Q: How can ads for things that I’ve only talked to others about magically show up on Facebook if they aren’t listening to my conversations?
A: Taken at face value with little understanding about how targeted digital advertising has evolved, it would be easy to draw the conclusion that the Big Tech companies are spying on us by listening to our conversations.
Advertising technology has gone from “if you’re interested in this item, you’re probably also interested in this item” to highly predictive targeting based on the huge amount of data points that they track every single second of the day.
It’s technically impractical
Facebook has roughly 2.85 billion active users a month, so in order to listen to everyone’s conversations 24/7 to deliver ads, it would require an enormous amount of processing power and storage that would be cost-prohibitive.
My back of the napkin estimate is that it would generate roughly 4 exabytes of audio data per day, which translates to 4 million terabytes per day that would all have to be processed rather quickly for this conspiracy to be true.
They would also have to figure out how to keep such a huge program under wraps since it would take a large number of programmers and hardware techs to make this all work with no one ever leaking anything about the project.
They don’t need to listen to your conversations

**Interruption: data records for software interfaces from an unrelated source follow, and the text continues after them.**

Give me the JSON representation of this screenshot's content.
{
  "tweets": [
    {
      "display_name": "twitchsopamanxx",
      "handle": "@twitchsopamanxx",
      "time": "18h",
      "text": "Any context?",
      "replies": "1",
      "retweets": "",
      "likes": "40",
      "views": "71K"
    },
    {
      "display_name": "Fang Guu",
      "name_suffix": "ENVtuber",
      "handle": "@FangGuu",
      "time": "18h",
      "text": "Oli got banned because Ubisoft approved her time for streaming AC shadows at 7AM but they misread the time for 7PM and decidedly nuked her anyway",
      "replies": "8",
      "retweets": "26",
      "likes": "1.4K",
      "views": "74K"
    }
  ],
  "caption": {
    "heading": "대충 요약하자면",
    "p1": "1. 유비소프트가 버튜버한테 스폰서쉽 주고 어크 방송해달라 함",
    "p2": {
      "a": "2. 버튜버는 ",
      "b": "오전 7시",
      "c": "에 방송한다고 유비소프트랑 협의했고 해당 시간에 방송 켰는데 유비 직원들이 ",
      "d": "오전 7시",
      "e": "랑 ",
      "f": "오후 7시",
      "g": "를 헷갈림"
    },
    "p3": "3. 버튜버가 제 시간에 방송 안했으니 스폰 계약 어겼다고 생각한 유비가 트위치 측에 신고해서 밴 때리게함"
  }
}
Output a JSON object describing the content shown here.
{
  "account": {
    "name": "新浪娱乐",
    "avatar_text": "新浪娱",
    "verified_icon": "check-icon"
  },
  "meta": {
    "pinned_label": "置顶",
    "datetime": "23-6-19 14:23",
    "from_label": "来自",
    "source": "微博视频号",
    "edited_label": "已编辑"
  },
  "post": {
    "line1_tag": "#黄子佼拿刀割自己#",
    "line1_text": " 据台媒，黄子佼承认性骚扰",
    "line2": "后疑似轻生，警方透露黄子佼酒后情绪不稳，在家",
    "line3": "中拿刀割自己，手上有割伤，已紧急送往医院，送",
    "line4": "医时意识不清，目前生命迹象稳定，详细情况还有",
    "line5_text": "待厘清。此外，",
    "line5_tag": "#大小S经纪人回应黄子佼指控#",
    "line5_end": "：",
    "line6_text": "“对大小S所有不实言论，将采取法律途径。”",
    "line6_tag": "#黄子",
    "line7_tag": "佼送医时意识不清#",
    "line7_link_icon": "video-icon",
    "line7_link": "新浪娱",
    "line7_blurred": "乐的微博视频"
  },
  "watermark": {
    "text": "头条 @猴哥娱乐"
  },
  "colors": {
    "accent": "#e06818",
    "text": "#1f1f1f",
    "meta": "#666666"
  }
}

The sad fact is that Facebook has so many ways to predict which ads might resonate with you that are more efficient than figuring out how to listen to everyone’s conversations.
When an advertiser creates an ad campaign on Facebook, they start by listing out the age, gender, location, interests, etc. of their target customer. This information is just the beginning of how you become a target of a specific ad.
Let’s take the scenario where someone you recently met told you about a new product that they are using and how much they love it in a casual conversation.
That person has obviously made it known to the advertising world that they have an interest in the product because they searched for it and in this case, made a purchase of it.
The location-based tracking that’s ongoing knows that you and this person were in the same location together.
If you fit the demographics for the product, an ad will likely be delivered to you in the near future because they know that you were just in contact with someone that liked the product.
This is just a simple example of the AI used to predict ads, which is exponentially more sophisticated.
It’s been there all along
There’s another possibility that doesn’t require much imagination since we’re all bombarded with ads throughout the day.
The product was being advertised to you for a while, but because you’re exposed to an estimated 4,000 to 10,000 ads per day, you didn’t really ‘see’ the ad until it came up in a conversation.
Disabling Facebook’s mic access
If none of this convinces you, try disabling access to the mic for the Facebook and Messenger apps in your phone’s privacy/app permissions setting.
Keep in mind you won’t be able to participate in any voice-related Facebook activities if you do this and I’m quite certain that the creepy ads won’t stop showing up either.